Eilish O'Regan: 'A year of death and sadness but CervicalCheck questions linger'
You would think we would be beyond responses like "disturbing" and "upsetting" at this stage, more than a year on from the CervicalCheck scandal.
But the revelations that smear tests from women in Ireland who took part in the screening programme were being read not in six known labs but also in another 10 unapproved, mostly dotted around the United States and the UK, will do little to ease the lingering doubts about the safety of the service.
Dr Gabriel Scally, who investigated these labs, stretching from Hawaii to Manchester, does his best to calm fears, saying he found no evidence they were sub-standard.
However, it is deeply worrying CervicalCheck was not aware the slides were being ferried to labs which officials in Dublin had never inspected.
And there are gaps in Dr Scally's information. Some of these smaller labs are closed and his exercise was a look back at some facilities that read tests from Ireland nearly a decade ago.
It means key questions have yet to be satisfactorily answered. Were women in Ireland compromised by the outsourcing of tests abroad? Were some women disadvantaged and put at risk because CervicalCheck, up to last year, has such poor oversight of labs and had such weak systems of quality assurance?
All focus now is on the findings of the Royal College of Obstetricians and Gynaecologists, which is carrying out a review of the slides of more than 1,000 women who went through the CervicalCheck screening service.
It is examining whether they were properly read, if abnormalities should have been picked up, and other trends.
It will be the best insight available on what went on beyond the microscope and should be available at the end of the summer.
Dr Scally said he was impressed by the improvements made in CervicalCheck in the past year.
But it cannot absolve the deficiencies in the operation of the service in the past, allowing for the fact that it has saved many lives and should continue to be used by women.
CervicalCheck has to shoulder much of the blame for not knowing tests were being sent to other labs.
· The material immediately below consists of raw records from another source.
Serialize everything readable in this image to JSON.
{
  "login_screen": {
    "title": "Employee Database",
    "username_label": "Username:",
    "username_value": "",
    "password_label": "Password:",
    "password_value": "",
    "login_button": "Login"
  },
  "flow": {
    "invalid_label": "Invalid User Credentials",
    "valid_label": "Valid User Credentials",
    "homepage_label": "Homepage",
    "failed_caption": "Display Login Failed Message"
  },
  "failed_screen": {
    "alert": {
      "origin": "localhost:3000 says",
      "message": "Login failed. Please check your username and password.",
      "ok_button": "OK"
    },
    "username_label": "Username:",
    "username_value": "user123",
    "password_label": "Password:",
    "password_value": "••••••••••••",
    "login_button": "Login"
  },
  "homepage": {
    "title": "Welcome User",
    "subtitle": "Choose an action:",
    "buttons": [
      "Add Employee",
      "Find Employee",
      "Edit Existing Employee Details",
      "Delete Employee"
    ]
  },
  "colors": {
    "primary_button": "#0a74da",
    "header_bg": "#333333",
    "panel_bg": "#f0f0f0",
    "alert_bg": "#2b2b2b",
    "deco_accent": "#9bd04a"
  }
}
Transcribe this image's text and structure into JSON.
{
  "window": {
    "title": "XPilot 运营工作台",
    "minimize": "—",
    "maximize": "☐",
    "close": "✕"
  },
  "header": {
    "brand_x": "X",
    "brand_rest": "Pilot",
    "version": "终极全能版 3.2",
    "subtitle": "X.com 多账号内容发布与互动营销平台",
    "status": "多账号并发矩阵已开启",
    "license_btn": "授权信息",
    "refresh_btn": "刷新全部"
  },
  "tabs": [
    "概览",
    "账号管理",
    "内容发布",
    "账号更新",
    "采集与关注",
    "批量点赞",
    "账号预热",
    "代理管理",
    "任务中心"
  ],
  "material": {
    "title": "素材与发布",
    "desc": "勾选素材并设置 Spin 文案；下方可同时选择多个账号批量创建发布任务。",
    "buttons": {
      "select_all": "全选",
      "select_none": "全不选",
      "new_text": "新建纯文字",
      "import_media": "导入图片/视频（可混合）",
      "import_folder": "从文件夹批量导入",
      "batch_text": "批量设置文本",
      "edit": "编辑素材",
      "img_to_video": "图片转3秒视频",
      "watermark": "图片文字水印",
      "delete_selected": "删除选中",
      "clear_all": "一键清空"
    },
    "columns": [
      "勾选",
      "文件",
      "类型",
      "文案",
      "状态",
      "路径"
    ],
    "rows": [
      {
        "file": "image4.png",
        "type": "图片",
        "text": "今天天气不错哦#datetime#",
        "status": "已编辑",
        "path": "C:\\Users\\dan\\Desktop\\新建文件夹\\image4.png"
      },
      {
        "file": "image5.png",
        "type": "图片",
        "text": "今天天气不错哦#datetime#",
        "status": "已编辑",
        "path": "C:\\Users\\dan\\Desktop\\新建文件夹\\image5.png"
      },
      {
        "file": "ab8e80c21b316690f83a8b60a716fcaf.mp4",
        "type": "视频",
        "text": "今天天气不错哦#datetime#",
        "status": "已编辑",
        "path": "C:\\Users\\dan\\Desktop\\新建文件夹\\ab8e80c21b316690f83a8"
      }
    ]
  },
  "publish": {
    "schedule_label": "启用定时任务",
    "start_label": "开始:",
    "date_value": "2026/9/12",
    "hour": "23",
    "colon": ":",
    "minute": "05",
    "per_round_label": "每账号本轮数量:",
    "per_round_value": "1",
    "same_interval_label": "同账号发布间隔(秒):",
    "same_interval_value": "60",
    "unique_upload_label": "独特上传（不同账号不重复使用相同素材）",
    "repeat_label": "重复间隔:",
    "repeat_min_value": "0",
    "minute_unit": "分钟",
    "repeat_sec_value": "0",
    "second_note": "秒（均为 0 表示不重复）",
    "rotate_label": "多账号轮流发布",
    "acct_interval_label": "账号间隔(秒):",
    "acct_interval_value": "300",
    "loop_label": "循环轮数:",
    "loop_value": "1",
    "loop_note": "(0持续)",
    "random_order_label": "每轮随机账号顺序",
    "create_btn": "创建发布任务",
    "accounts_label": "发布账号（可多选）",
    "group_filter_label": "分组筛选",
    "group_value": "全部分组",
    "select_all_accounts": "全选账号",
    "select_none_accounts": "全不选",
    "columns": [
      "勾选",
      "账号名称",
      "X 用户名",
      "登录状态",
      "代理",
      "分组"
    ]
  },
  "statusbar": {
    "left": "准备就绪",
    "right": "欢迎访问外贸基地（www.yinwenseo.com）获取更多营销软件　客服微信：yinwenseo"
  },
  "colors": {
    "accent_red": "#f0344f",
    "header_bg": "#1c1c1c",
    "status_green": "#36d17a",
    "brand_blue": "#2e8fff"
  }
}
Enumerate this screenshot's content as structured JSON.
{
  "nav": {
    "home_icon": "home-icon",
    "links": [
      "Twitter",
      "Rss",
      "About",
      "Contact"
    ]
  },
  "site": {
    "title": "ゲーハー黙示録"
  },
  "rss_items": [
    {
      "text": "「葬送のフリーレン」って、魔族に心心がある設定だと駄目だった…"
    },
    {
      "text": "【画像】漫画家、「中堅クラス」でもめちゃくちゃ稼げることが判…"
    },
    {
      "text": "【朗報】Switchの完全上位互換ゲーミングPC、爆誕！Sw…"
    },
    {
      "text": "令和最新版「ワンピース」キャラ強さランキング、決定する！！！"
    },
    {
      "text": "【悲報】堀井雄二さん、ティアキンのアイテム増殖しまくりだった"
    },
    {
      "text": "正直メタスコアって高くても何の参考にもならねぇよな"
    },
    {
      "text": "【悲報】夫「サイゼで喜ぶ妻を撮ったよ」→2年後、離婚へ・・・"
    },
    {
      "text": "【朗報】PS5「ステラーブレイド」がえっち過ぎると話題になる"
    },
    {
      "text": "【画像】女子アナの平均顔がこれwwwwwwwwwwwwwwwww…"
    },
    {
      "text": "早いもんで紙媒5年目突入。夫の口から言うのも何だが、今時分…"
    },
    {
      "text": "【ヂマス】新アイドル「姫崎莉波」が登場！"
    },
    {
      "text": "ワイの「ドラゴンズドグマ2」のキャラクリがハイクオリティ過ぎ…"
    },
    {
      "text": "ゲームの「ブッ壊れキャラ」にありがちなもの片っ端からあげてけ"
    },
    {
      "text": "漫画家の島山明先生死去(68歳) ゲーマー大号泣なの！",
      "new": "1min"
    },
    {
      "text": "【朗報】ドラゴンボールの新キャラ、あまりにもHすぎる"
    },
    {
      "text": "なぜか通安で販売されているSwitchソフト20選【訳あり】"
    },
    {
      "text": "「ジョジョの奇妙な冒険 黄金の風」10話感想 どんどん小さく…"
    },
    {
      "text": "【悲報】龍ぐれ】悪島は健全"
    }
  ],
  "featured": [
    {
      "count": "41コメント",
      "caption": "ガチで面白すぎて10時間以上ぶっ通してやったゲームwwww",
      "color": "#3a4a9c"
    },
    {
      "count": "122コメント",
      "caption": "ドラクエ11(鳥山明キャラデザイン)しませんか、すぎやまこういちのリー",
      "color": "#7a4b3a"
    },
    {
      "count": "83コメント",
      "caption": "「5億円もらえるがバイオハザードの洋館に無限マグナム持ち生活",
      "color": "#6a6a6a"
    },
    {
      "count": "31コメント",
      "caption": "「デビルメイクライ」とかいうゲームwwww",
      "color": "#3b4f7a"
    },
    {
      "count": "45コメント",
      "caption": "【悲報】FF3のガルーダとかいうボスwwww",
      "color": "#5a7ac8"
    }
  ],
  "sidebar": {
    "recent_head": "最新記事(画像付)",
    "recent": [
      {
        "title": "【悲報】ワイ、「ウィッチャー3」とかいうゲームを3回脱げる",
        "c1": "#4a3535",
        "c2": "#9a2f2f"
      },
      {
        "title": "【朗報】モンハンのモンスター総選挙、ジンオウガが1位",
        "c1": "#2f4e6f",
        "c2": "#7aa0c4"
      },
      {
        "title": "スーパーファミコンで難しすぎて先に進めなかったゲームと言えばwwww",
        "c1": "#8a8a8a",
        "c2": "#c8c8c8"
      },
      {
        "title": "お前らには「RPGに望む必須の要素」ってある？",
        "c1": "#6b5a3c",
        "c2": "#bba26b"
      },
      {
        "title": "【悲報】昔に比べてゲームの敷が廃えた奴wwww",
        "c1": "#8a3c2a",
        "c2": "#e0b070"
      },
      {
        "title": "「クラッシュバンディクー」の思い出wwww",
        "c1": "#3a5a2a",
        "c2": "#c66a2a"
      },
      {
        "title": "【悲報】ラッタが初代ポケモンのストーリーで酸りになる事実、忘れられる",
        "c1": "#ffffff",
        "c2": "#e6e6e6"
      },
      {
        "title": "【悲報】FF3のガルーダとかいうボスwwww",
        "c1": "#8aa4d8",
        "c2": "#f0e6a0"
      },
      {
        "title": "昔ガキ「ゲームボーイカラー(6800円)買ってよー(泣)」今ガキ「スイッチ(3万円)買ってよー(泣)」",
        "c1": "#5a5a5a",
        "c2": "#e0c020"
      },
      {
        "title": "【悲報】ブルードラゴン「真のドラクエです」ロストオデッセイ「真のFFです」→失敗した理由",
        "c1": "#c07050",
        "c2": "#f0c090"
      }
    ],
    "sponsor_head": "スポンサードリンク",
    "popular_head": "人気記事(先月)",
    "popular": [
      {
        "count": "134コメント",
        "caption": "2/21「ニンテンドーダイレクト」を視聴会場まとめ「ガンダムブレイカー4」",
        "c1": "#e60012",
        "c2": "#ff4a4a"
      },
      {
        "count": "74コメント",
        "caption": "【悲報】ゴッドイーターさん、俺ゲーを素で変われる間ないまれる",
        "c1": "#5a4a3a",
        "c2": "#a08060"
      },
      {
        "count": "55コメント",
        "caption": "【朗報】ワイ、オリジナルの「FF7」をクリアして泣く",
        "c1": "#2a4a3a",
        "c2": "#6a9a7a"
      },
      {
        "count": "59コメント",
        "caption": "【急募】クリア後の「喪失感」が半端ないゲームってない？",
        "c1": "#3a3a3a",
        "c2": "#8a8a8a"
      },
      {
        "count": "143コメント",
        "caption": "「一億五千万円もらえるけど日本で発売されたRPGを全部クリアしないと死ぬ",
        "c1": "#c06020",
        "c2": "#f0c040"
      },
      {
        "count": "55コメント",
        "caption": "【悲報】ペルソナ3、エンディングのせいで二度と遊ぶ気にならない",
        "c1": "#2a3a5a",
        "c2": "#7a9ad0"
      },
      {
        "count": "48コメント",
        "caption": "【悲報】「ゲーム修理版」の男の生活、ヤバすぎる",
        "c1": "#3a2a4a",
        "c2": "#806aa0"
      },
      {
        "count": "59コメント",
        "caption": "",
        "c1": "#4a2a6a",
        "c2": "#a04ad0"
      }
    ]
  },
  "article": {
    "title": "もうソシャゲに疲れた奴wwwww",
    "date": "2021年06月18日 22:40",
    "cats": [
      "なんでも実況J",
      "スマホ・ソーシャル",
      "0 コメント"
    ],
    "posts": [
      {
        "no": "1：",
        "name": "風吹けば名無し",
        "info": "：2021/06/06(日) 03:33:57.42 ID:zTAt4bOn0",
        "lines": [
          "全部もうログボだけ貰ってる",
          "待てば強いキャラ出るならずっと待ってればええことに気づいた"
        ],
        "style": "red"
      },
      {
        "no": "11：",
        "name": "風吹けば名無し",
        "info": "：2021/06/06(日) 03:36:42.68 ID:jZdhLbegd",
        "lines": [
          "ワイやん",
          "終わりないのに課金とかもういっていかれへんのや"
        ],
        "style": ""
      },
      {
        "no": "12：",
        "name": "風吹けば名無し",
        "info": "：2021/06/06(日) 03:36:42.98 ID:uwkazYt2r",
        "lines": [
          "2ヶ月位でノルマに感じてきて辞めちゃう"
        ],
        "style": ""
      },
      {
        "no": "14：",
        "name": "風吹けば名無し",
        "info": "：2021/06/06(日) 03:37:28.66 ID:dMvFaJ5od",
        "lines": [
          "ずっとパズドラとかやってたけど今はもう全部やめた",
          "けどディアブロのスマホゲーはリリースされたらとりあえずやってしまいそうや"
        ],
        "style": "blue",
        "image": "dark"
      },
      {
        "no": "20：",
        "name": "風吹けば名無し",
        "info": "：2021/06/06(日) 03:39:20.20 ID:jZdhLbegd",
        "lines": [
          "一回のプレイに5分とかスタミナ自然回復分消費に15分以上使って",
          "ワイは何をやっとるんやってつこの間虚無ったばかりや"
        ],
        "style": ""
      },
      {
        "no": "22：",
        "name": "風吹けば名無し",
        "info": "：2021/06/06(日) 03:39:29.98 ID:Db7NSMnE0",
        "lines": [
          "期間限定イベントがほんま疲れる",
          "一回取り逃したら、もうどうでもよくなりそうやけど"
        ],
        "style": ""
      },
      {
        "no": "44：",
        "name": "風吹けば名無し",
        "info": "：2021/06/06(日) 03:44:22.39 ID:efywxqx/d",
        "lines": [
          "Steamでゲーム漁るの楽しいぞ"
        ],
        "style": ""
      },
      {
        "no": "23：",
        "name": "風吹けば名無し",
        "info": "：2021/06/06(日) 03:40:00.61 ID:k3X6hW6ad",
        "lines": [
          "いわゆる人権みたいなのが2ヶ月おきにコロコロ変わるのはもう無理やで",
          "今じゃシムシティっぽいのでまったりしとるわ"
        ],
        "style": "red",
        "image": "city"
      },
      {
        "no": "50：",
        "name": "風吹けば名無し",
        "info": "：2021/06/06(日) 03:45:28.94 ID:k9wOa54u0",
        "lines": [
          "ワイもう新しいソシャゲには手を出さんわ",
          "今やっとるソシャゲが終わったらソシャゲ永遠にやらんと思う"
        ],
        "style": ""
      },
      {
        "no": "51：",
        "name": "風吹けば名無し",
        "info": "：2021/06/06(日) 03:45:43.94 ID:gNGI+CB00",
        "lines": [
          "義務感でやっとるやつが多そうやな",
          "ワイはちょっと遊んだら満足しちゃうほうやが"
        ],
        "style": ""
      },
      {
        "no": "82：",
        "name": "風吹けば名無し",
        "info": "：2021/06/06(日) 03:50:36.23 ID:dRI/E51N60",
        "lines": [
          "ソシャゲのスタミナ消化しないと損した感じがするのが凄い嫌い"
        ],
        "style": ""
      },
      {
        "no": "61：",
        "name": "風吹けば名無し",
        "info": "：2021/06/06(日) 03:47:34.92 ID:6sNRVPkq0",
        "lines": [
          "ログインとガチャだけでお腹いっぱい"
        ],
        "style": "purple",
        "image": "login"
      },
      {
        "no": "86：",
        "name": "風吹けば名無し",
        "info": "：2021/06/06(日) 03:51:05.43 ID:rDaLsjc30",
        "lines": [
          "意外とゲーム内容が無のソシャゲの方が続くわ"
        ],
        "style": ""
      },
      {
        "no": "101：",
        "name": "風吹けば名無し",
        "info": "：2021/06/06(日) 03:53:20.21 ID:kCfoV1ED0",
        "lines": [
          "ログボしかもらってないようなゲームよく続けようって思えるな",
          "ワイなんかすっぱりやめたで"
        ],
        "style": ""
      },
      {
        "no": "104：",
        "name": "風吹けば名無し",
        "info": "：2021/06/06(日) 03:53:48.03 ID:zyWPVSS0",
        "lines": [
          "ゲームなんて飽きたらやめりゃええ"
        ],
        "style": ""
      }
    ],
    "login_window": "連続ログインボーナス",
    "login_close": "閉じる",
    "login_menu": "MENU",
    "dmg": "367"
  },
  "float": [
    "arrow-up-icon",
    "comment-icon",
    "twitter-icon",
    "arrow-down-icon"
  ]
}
If it had a more robust system of vetting the labs and proper surveillance systems in place, it would certainly have had a better chance of discovering they were being outsourced.
There is also the ongoing question posed by Dr Scally about the use of the lab in Manchester by Medlab in Dublin.
It was only accredited retrospectively in April this year, a failure of another Irish watchdog, the Irish National Accreditation Board. It has been reading tests from Ireland since 2016.
There are just four staff in the facility.
But Dr Scally believes this remote working by such as small number of staff should be avoided.